With clutch climate talks approaching in December, world leaders are scrambling to come up with pledges toward the target of $100 billion a year by 2020 to fight global warming — a make-or-break promise in the arduous negotiations to reach a comprehensive deal on cutting carbon emissions.
But the development bank’s president, Akinwumi Adesina, said the world needs to rethink how it spends that money.
“Africa today contributes just two percent of all greenhouse gas emissions, but Africa is the one that suffers most from the impact of climate change,” Adesina told AFP on the sidelines of the International Monetary Fund and World Bank annual meetings in Lima, Peru.
The talks marked the 55-year-old Nigerian’s first major world event since taking up his post in September.
“We need to look at how we’re dividing up (climate funding) to make sure the financing levels are high enough,” said Adesina, a former agriculture minister who was named Forbes magazine’s “African of the Year” in 2013.
Africa, he said, is not getting its fair share of climate funds — which last year stood around $62 billion from governments, multilateral institutions and the private sector, according to a recent study.
The problem, he said, is the way climate funding is allocated.
The money, both loans and grants, goes to fund two kinds of projects: mitigation and adaptation.
Mitigation means cutting carbon emissions.

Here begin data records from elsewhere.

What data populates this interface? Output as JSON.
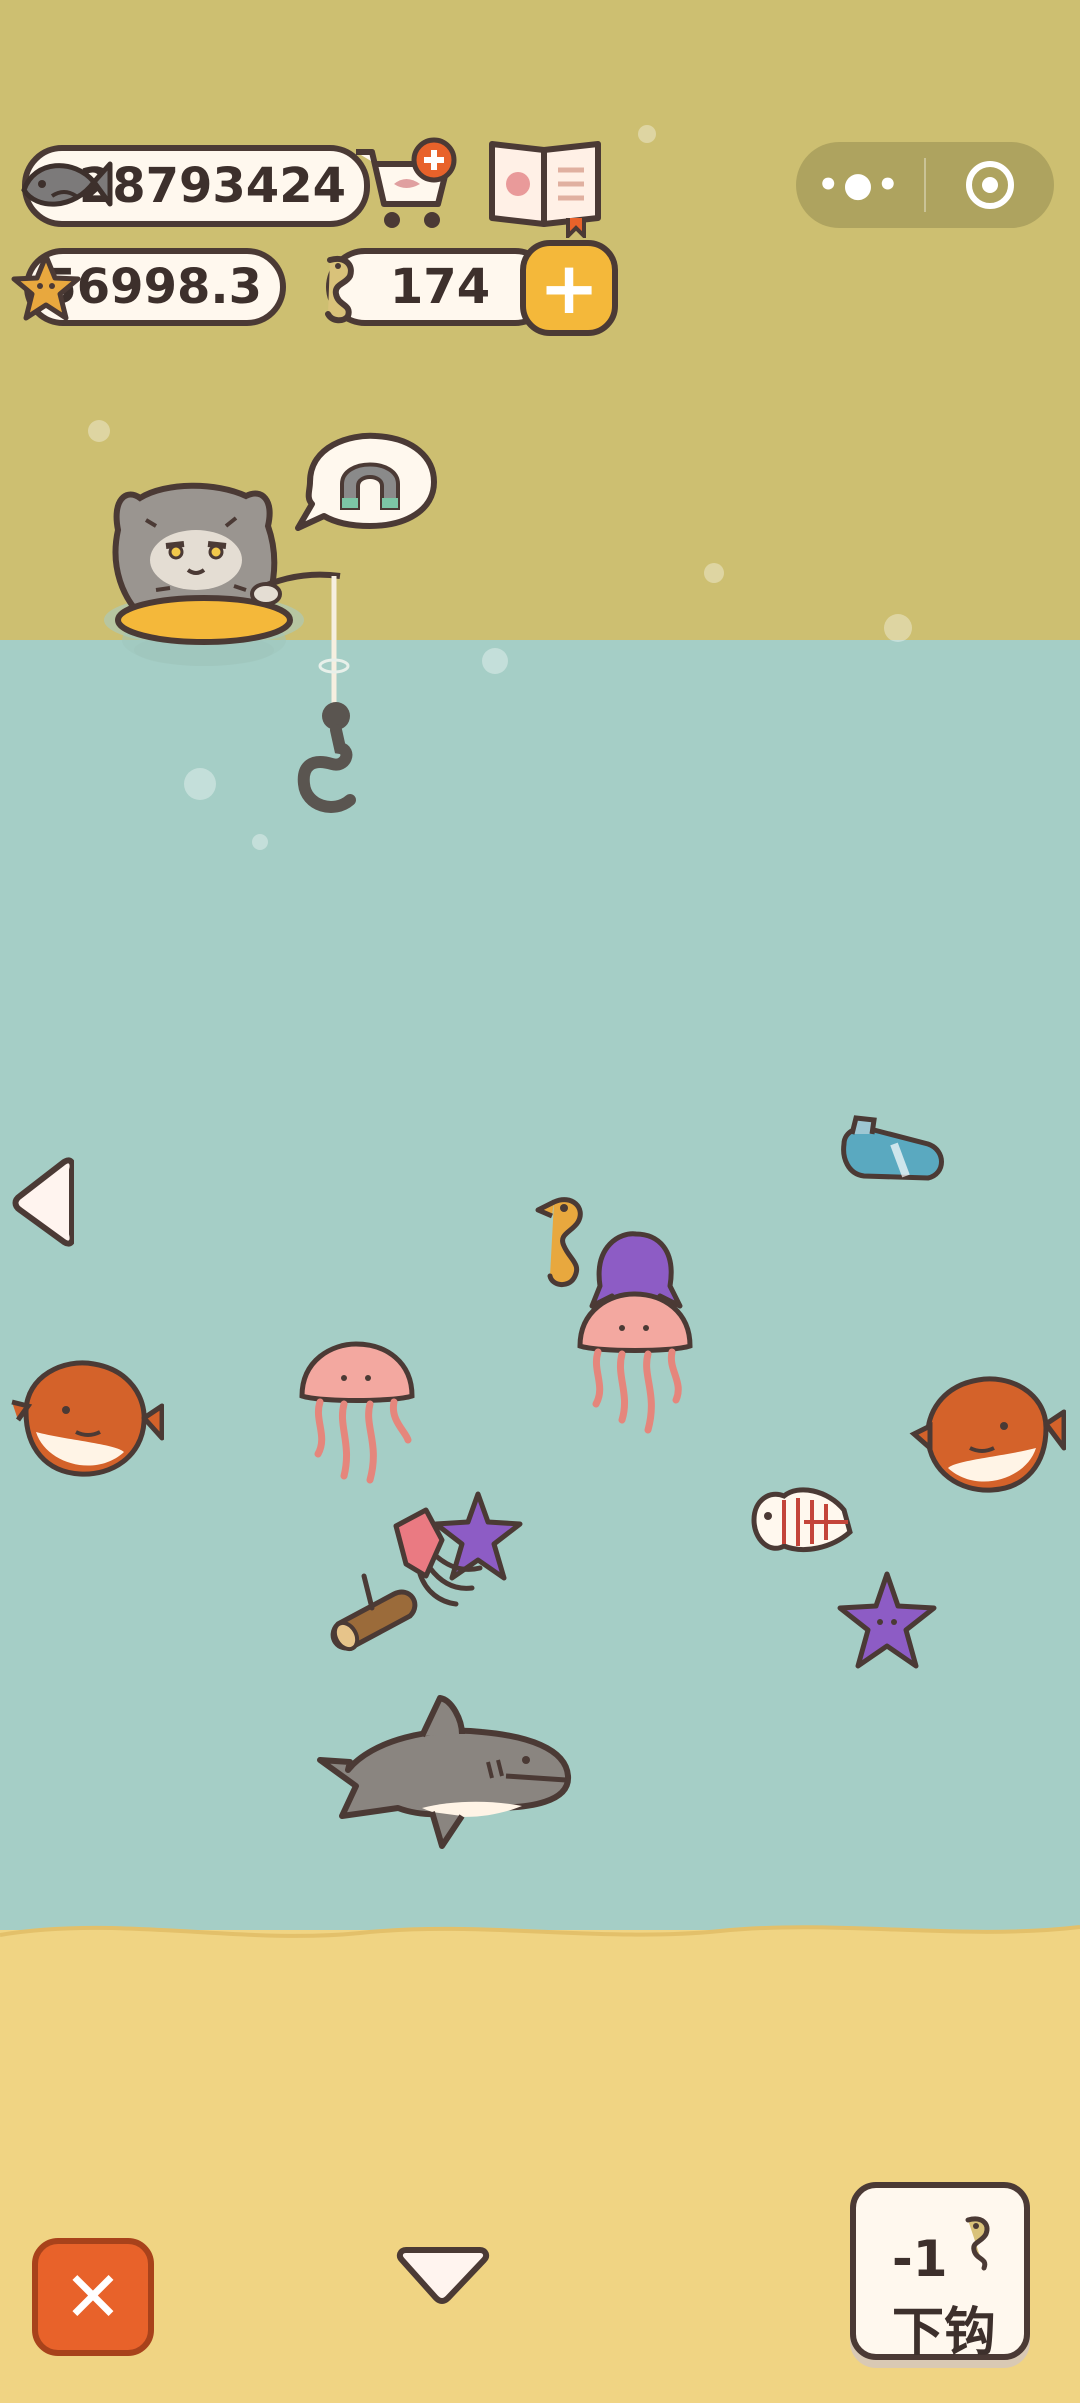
{
  "currencies": {
    "fish_count": "28793424",
    "star_count": "56998.3",
    "bait_count": "174"
  },
  "cast_button": {
    "cost": "-1",
    "label": "下钩"
  },
  "colors": {
    "sky": "#cdbf71",
    "sea": "#a5cec6",
    "sand": "#f0d483",
    "accent_orange": "#e8622a",
    "accent_gold": "#f4b83a",
    "outline": "#4b3a35"
  },
  "icons": [
    "fish-icon",
    "shop-cart-icon",
    "fish-book-icon",
    "starfish-icon",
    "seahorse-bait-icon",
    "add-bait-button",
    "more-menu-icon",
    "target-icon",
    "magnet-thought-bubble",
    "left-arrow-icon",
    "down-arrow-icon",
    "close-icon"
  ]
}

Adaptation means preparing for the extreme weather events and natural disasters that will be caused by rising global temperatures.

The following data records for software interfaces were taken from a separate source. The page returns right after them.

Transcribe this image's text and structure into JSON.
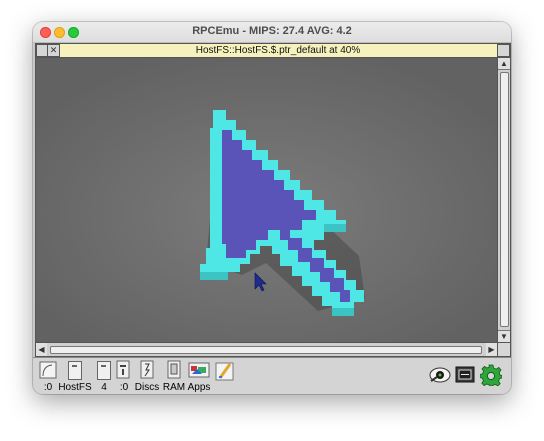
{
  "mac_window": {
    "title": "RPCEmu - MIPS: 27.4 AVG: 4.2"
  },
  "viewer_window": {
    "title": "HostFS::HostFS.$.ptr_default at 40%"
  },
  "iconbar": {
    "items": [
      {
        "label": ":0",
        "icon": "floppy-icon"
      },
      {
        "label": "HostFS",
        "icon": "hostfs-drive-icon"
      },
      {
        "label": "4",
        "icon": "harddisc-4-icon"
      },
      {
        "label": ":0",
        "icon": "harddisc-0-icon"
      },
      {
        "label": "Discs",
        "icon": "discs-icon"
      },
      {
        "label": "RAM",
        "icon": "ram-disc-icon"
      },
      {
        "label": "Apps",
        "icon": "apps-icon"
      },
      {
        "label": "",
        "icon": "paint-icon"
      },
      {
        "label": "",
        "icon": "spy-icon"
      },
      {
        "label": "",
        "icon": "display-icon"
      },
      {
        "label": "",
        "icon": "settings-gear-icon"
      }
    ]
  },
  "colors": {
    "cursor_outline": "#4fe6e6",
    "cursor_fill": "#5a54b8",
    "cursor_shadow": "#41b8b8",
    "canvas_background": "#6e6e6e",
    "title_yellow": "#f6f2bd"
  }
}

“What Africa needs is funds for adapting. We have hundred of millions of people who have no way of adapting to climate change,” said Adesina.
“But unfortunately, on climate finance, today in the world… 76 percent of financing is dedicated to mitigation.
“This is an imbalance that needs to be addressed.”
Smallest polluter, biggest victim
The world’s poorest continent is also its lowest polluter, because it has relatively few of the industries, power plants and vehicles that contribute most to carbon emissions.
But most climate funding “tends to favor Asian countries like India and China,” said Adesina.
His own institution plans to triple investment in climate-related projects to more than $5 billion a year by 2020, which will represent 40 percent of its total portfolio.
That will put it on par with the European Bank for Reconstruction and Development for the title of greenest bank in the world.
French Finance Minister Michel Sapin, whose country will host the upcoming climate talks known as COP21, has called Adesina “very determined” on climate change.
Adesina in turn had a message for Sapin as he races to reach the magic number of $100 billion in climate funds.
“COP21 needs to be a great success, but in order for it to be a great success it’s very important to be able to access the needed financing for both adaptation and mitigation — but first of all adaptation,” he said.